The telco in recent weeks began showing select customers its consolidated network management centre (NMC), in the Sydney suburb of Chatswood, after it completed the nine-month long project in February.
The revamped centre became operational over several weekends last month, taking over support and service for both business customers and consumers.
There were no interruptions to the carrier or its customers during the transition, according to the telco.
The consolidated centre replaces five separate network operations centre (NOC) groups within Optus, and represents a single shared services approach. The NOCs had operated with 500 staff, but their amalgamation and a re-classification of business units meant the streamlined centre will serve customers with around 300 staff.
"We have lost heads," said Kevin Saunders, general manager, network management, Optus. "We've trimmed at the edges and have a much different operational structure."
However an Optus spokesperson said staff had only been moved within Optus during the project and there had not been any redundancies. She declined to specify the business unit they had moved to.
Staff at the centre will monitor the operation of Optus' business, consumer, core and mobile networks in a bid to centralise resources and lines of communication. A separate centre is responsible for Optus' wholesale and satellite network.
"[With the consolidated centre], we'll be able to identify more easily the customers that are impacted and react to that, and [provide] real-time management of dynamic service level agreements," said Dan Whitehead, general manager, network assurance systems for Optus.
"It's about giving the business the opportunity not to set generic service level agreements, but focused ones," he said.
As part of improving service levels, Optus will go to tender this year for service level agreement management.
The consolidated centre also gives Optus a dedicated backup centre for disaster recovery, according to Whitehead.
In addition, the centre would provide further opportunities for Optus to converge the management of its technology and telecommunications services.
According to Saunders, the different NOC groups for Optus' business, consumer, core and mobile networks had not grown to be an ideal structure: "In the early days of Optus, everybody was empowered to make a decision, everybody was out building a system, everybody was out putting network in," he said. "Consequently, we built a huge legacy IT base."
Saunders explained that the mobile network centre relied on packet management while some transmission paths were managed by a different centre and local switches were managed by yet another centre.
"We had people doing similar things in different centres," he said, adding that the main way for staff to communicate on such issues was to "rack up the phone bill".
"[There were also] a lot of customised scripts across the whole network, none of them were managed locally," he said.
As such, complex faults were often passed between NOCs several times before service could be resolved, according to Saunders.
"So you had things happening in one part of the network, and another group would be managing on the edge of that, and would be impacted by it."
The disparate NOCs had been the largest cost to Optus, according to Saunders, but the opportunity had presented itself to integrate.

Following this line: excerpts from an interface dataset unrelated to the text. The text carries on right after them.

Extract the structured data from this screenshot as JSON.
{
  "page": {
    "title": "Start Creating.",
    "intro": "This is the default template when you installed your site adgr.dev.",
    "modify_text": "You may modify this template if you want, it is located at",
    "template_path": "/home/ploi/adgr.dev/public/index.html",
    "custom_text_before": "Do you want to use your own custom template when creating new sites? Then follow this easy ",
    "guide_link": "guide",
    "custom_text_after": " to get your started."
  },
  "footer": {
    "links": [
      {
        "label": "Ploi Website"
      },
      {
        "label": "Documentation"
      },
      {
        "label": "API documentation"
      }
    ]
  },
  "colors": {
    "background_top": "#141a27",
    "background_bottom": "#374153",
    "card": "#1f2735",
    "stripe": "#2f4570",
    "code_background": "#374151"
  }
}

"There was a growing convergence of platforms and technologies, and also...the different lines of business, although delivering different products, were relying on the same technology to deliver those different products."
Under the new centre model, more Optus customer field services staff would move into network surveillance roles, according to Saunders.
This would make service assurance more proactive, rather than reactive and help them manage the network more effectively and focus on services, he said.
"We still need to manage the network, but it will be a much smaller piece than it is today. We want change the paradigm for service," he added.